The expected output is the complete listing, unchanged.
····················
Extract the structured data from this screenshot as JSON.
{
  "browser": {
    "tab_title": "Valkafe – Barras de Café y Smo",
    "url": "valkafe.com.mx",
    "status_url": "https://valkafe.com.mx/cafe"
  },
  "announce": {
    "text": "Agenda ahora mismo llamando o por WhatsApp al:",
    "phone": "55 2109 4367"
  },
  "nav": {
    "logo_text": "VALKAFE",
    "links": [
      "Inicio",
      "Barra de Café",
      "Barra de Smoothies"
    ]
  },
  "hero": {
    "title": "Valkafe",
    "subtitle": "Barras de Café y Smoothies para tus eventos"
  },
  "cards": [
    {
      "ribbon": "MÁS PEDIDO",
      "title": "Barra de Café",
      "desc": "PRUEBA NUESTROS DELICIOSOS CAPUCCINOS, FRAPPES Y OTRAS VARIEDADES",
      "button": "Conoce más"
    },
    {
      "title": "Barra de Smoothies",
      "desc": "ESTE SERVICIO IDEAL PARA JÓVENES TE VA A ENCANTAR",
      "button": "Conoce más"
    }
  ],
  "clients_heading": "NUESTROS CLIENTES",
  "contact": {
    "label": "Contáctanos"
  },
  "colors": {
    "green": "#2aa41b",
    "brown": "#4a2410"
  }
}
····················
> ANSWER SPACE:
Extract the structured data from this screenshot as JSON.
{
  "browser": {
    "tab_title": "Valkafe – Barras de Café y Smo",
    "url": "valkafe.com.mx",
    "status_url": "https://valkafe.com.mx/cafe"
  },
  "announce": {
    "text": "Agenda ahora mismo llamando o por WhatsApp al:",
    "phone": "55 2109 4367"
  },
  "nav": {
    "logo_text": "VALKAFE",
    "links": [
      "Inicio",
      "Barra de Café",
      "Barra de Smoothies"
    ]
  },
  "hero": {
    "title": "Valkafe",
    "subtitle": "Barras de Café y Smoothies para tus eventos"
  },
  "cards": [
    {
      "ribbon": "MÁS PEDIDO",
      "title": "Barra de Café",
      "desc": "PRUEBA NUESTROS DELICIOSOS CAPUCCINOS, FRAPPES Y OTRAS VARIEDADES",
      "button": "Conoce más"
    },
    {
      "title": "Barra de Smoothies",
      "desc": "ESTE SERVICIO IDEAL PARA JÓVENES TE VA A ENCANTAR",
      "button": "Conoce más"
    }
  ],
  "clients_heading": "NUESTROS CLIENTES",
  "contact": {
    "label": "Contáctanos"
  },
  "colors": {
    "green": "#2aa41b",
    "brown": "#4a2410"
  }
}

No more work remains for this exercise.